The Aquaris E4.5 will be offered to early adopters via a series of “flash sales” across the continent. The unlocked phone will retail for 169.90 euros, or roughly US$195, without the need for a contract.
This unique launch strategy was conceived as a way for the developers to gauge demand and respond to early feedback before offering the phone to a wider audience.
The phone’s Linux-based operating system was developed by UK-based Canonical, while the handsets were developed and produced by BQ, a technology firm based in Spain that already has produced an Android variant of the hardware.
This is the second attempt to bring the handset to market. Previously, an online crowdfunding campaign failed to generate enough interest and fell short of the campaign goals. Although that prior effort was unsuccessful, the developers of the operating system believe there is an untapped market for an affordable handset.
“The launch of the first Ubuntu smartphones is a significant milestone,” said Jane Silber, CEO of Canonical.
“The new experience we deliver for users, as well as the opportunities for differentiation for manufacturers and operators, are a compelling and much-needed change from what is available today,” Silber added.
Open Source Handset
The Aquaris E4.5 Ubuntu Edition is aimed at the midrange handset market in Europe. It features a 4.5 inch screen, dual SIM support, a front facing 5 megapixel camera, and an 8 megapixel rear facing camera.
While the Ubuntu OS can run apps written in either the HTML5 web programming language or its own native QML code, the user interface is built around Canonical’s Scopes technology.
This is designed to emulate a swipe-based card system that is similar to the Google now personal assistant. Canonical noted that these are a reinvention of the mobile UI that is intended to present the most important digital life services to the handset user. These include such services as social, web, photos, music and local services — and each is placed directly on the screen.
However, as a mobile UI this could actually play against Ubuntu’s strengths as a desktop platform.
“To encourage a third party ecosystem they’ve built the experience around HTML5,” noted Ian Fogg, senior director and head of the mobile and telecoms team at IHS Screen Digest.
For the Aquaris E4.5 “Canonical has partnered with a small device maker, which produced a low end smartphone with a modest processor,” Fogg told LinuxInsider. “That is very different from what is typically offered to the savvy users of Linux on the desktops. Canonical, with its handset OS is moving in a very different direction.”
The Aquaris E4.5’s greatest strength is its price. Though that alone may not be enough to generate the early buzz to make the handset a smash hit.
“This is a middle-level smartphone aimed at customers who want to be part of the free OS segment,” added Roger Enter, principal analyst at Recon Analytics.
“The problem is that there are not a lot of apps for it yet, which is a problem that for a long time plagued the Linux/Ubuntu world too,” Entner told LinuxInsider. “Now they have a basic set but the same problem will haunt them in smartphones.

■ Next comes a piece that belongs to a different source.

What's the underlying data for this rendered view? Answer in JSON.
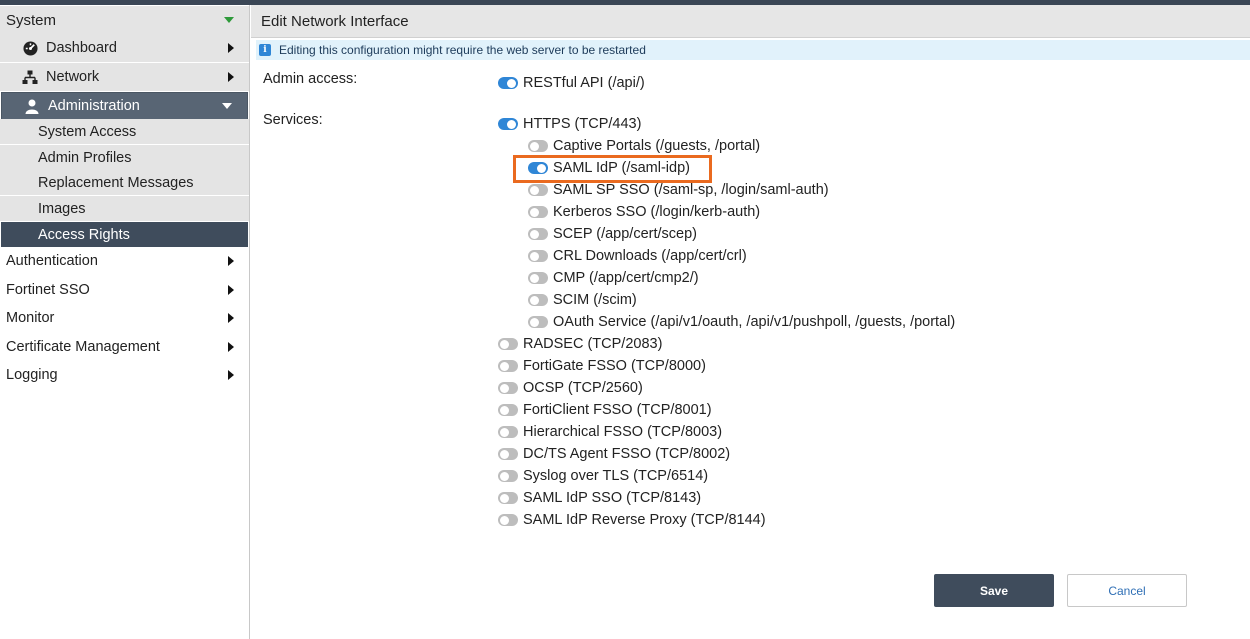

“It [won’t be] a game changer unless a very large operator would put massive support behind it at the expense of Apple/iPhone and Google/Android right at the time when operators have completely pulled back from that,” Entner added.
Even with the relatively attractive price point, the Aquaris E4.5 could still face numerous problems, not the least of which is that the marketplace for smartphones remains highly contested, with scarce opportunities for the smaller players.
“The smartphone market is extremely competitive,” said Fogg. “Everyone from BlackBerry to Microsoft is struggling to make headway in the market, and a giant like Microsoft has much larger resources than a company like Canonical.
“So it will be harder for Canonical to break into the market,” Fogg stressed.
“This is another entrant in the smartphone race,” added telecommunications industry analyst Jeff Kagan.
“The leaders are Apple with iPhone and Google with Android like the Samsung Galaxy,” Kagan told LinuxInsider. “They have close to 90 percent market share between the two of them. Microsoft Nokia is number three — and they only have single digit market share.”